Bibliography

Collins, Patricia Hill. Black Sexual Politics: African Americans, Gender, and the New Racism. London: Taylor & Francis Group, 2004.

Collins, Patricia Hill. Black Feminist Thought: Knowledge, Consciousness, and the Politics of Empowerment. New York: Routledge, 2002.

Fields, Jill. An Intimate Affair: Women, Lingerie, and Sexuality. Berkeley: University of California Press, 2007.

hooks, bell. “Selling Hot Pussy.” Black Looks: Race and Representation. London: Turnaround, 1992. 61-77.

Steele, Valerie. The Corset: A Cultural History.
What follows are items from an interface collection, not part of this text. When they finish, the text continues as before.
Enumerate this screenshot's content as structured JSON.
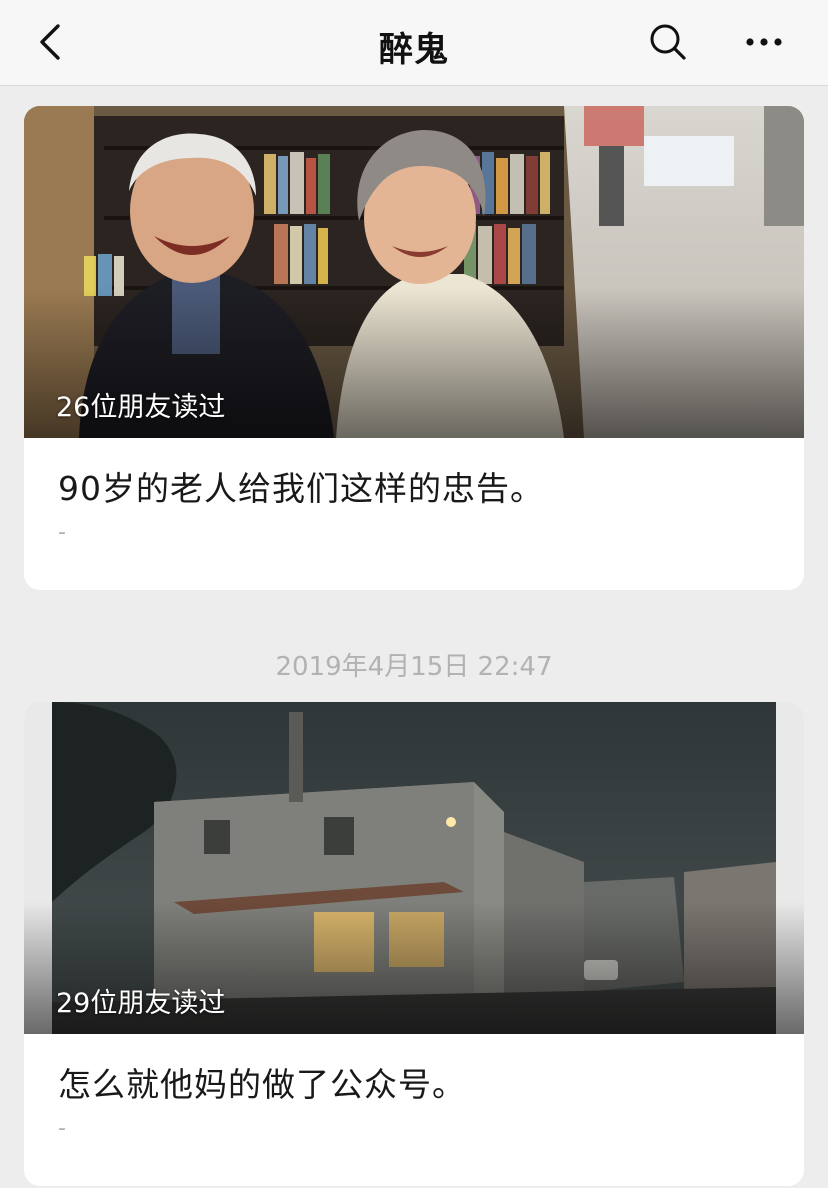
{
  "header": {
    "title": "醉鬼",
    "back_icon": "chevron-left-icon",
    "search_icon": "search-icon",
    "more_icon": "more-horizontal-icon"
  },
  "articles": [
    {
      "readers": "26位朋友读过",
      "title": "90岁的老人给我们这样的忠告。",
      "digest": "-"
    },
    {
      "readers": "29位朋友读过",
      "title": "怎么就他妈的做了公众号。",
      "digest": "-"
    }
  ],
  "timestamp": "2019年4月15日 22:47",
  "colors": {
    "background": "#ededed",
    "card": "#ffffff",
    "muted_text": "#b2b2b2"
  }
}
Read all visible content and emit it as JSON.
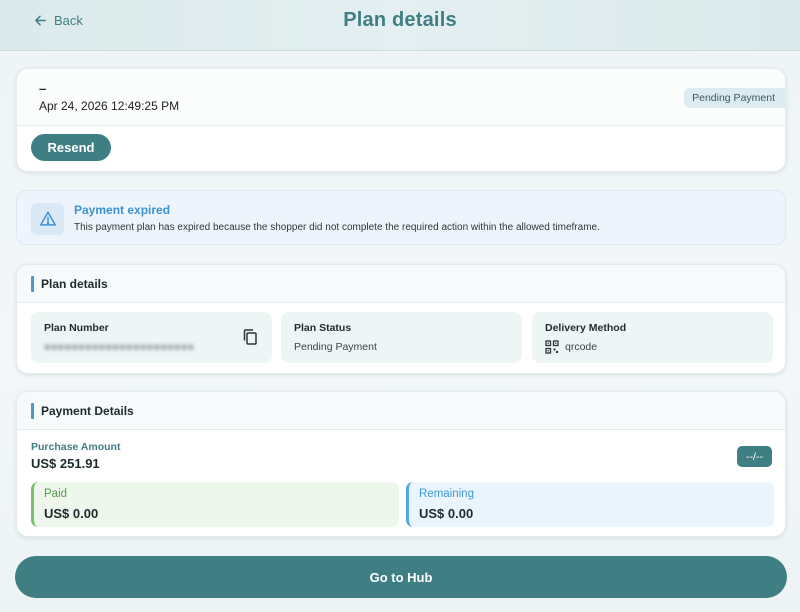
{
  "header": {
    "back_label": "Back",
    "title": "Plan details"
  },
  "summary": {
    "dash": "–",
    "datetime": "Apr 24, 2026 12:49:25 PM",
    "status_badge": "Pending Payment",
    "resend_label": "Resend"
  },
  "alert": {
    "icon": "warning-icon",
    "title": "Payment expired",
    "message": "This payment plan has expired because the shopper did not complete the required action within the allowed timeframe."
  },
  "plan_details": {
    "section_title": "Plan details",
    "plan_number_label": "Plan Number",
    "plan_number_value": "●●●●●●●●●●●●●●●●●●●●●●",
    "plan_status_label": "Plan Status",
    "plan_status_value": "Pending Payment",
    "delivery_method_label": "Delivery Method",
    "delivery_method_value": "qrcode"
  },
  "payment_details": {
    "section_title": "Payment Details",
    "purchase_amount_label": "Purchase Amount",
    "purchase_amount_value": "US$ 251.91",
    "installment_badge": "--/--",
    "paid_label": "Paid",
    "paid_value": "US$ 0.00",
    "remaining_label": "Remaining",
    "remaining_value": "US$ 0.00"
  },
  "footer": {
    "go_hub_label": "Go to Hub"
  },
  "colors": {
    "primary": "#3f7f83",
    "info_blue": "#3b93d6",
    "paid_green": "#7bbf6e",
    "remaining_blue": "#4fa7e3"
  }
}
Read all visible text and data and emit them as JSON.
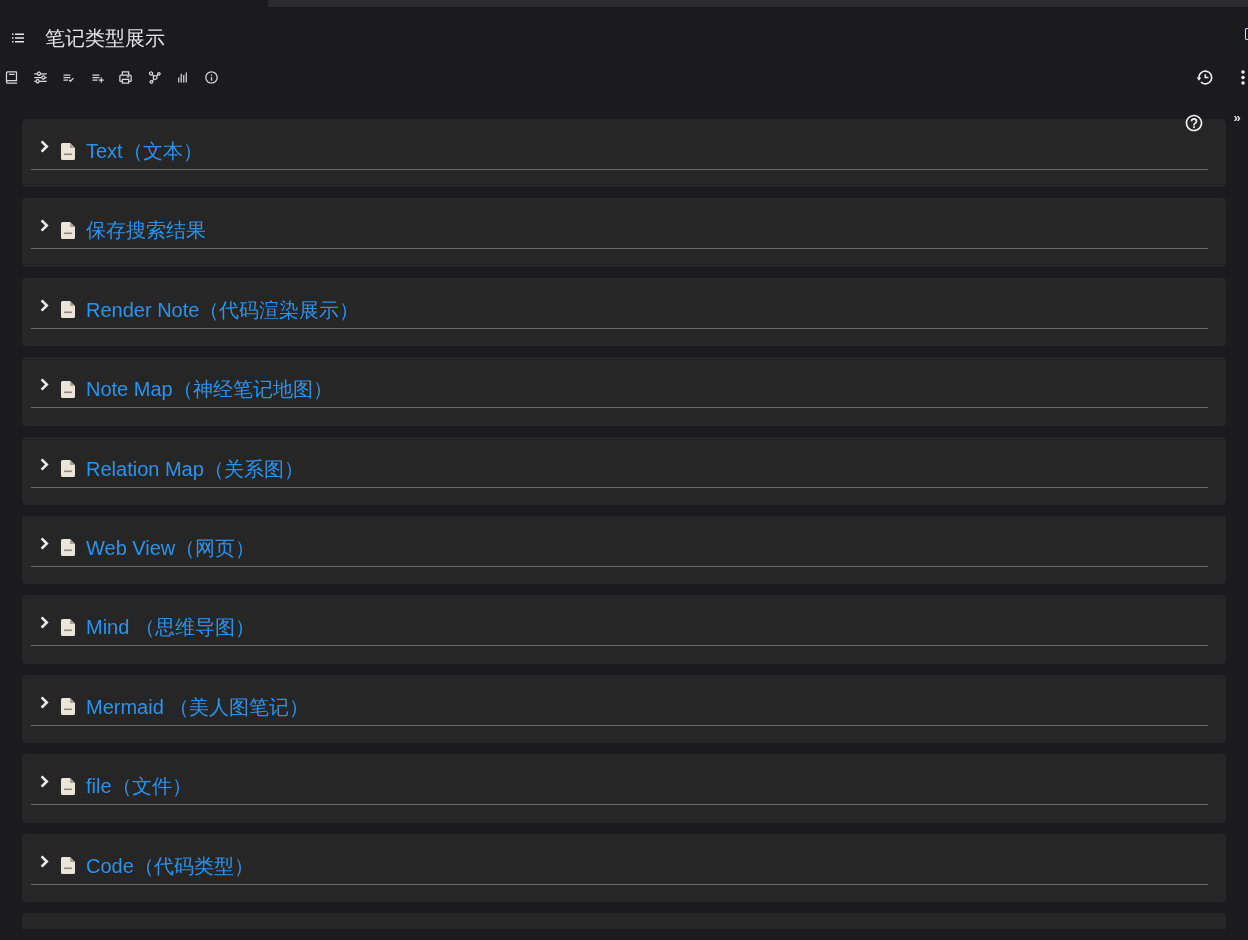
{
  "note": {
    "title": "笔记类型展示"
  },
  "right_pane": {
    "toggle": "»"
  },
  "children": [
    {
      "title": "Text（文本）",
      "expanded": false
    },
    {
      "title": "保存搜索结果",
      "expanded": false
    },
    {
      "title": "Render Note（代码渲染展示）",
      "expanded": false
    },
    {
      "title": "Note Map（神经笔记地图）",
      "expanded": false
    },
    {
      "title": "Relation Map（关系图）",
      "expanded": false
    },
    {
      "title": "Web View（网页）",
      "expanded": false
    },
    {
      "title": "Mind （思维导图）",
      "expanded": false
    },
    {
      "title": "Mermaid （美人图笔记）",
      "expanded": false
    },
    {
      "title": "file（文件）",
      "expanded": false
    },
    {
      "title": "Code（代码类型）",
      "expanded": false
    }
  ]
}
Vol. 5.  New Haven: Yale University Press, 2001.

 

[1] Valerie Steele, The Corset: A Cultural History, Vol. 5 (New Haven: Yale University Press, 2001), 1.

[2] MegaVegasLife, “baddie,” Urban Dictionary. https://www.urbandictionary.com/define.php?term=baddie.

[3] Steele, The Corset: A Cultural History, 98.

[4] Steele, The Corset: A Cultural History, 28.

[5] Jill Fields, An Intimate Affair: Women, Lingerie, and Sexuality (Berkeley: University of California Press, 2007), 49.

[6] Fields, An Intimate Affair: Women, Lingerie, and Sexuality, 256.

[7] Steele, The Corset: A Cultural History, 158.

[8] bell hooks, “Selling Hot Pussy,” Black Looks: Race and Representation (London: Turnaround, 1992), 62.

[9] Steele, The Corset: A Cultural History, 28.

[10] Fields, An Intimate Affair: Women, Lingerie, and Sexuality, 3.

[11] Patricia Hill Collins, Black Feminist Thought: Knowledge, Consciousness, and the Politics of Empowerment (New York: Routledge, 2002), 131.

[12] Collins, Black Feminist Thought: Knowledge, Consciousness, and the Politics of Empowerment, 134

[13] Ibid.

[14] Collins, Black Feminist Thought: Knowledge, Consciousness, and the Politics of Empowerment.

[15] Patricia Hill Collins, Black Sexual Politics: African Americans, Gender, and the New Racism (London: Taylor & Francis Group, 2004), 87.

[16] Ibid.

[17] hooks, “Selling Hot Pussy,” Black Looks: Race and Representation, 62.

[18] Collins, Black Feminist Thought: Knowledge, Consciousness, and the Politics of Empowerment, 132-133.

[19] Ibid.

[20] Collins, Black Feminist Thought: Knowledge, Consciousness, and the Politics of Empowerment, 136

[21] hooks, “Selling Hot Pussy,” Black Looks: Race and Representation, 63.

[22] Collins, Black Feminist Thought: Knowledge, Consciousness, and the Politics of Empowerment, 136

[23] hooks, “Selling Hot Pussy,” Black Looks: Race and Representation, 62.

[24] hooks, “Selling Hot Pussy,” Black Looks: Race and Representation, 63.

[25] hooks, “Selling Hot Pussy,” Black Looks: Race and Representation, 62.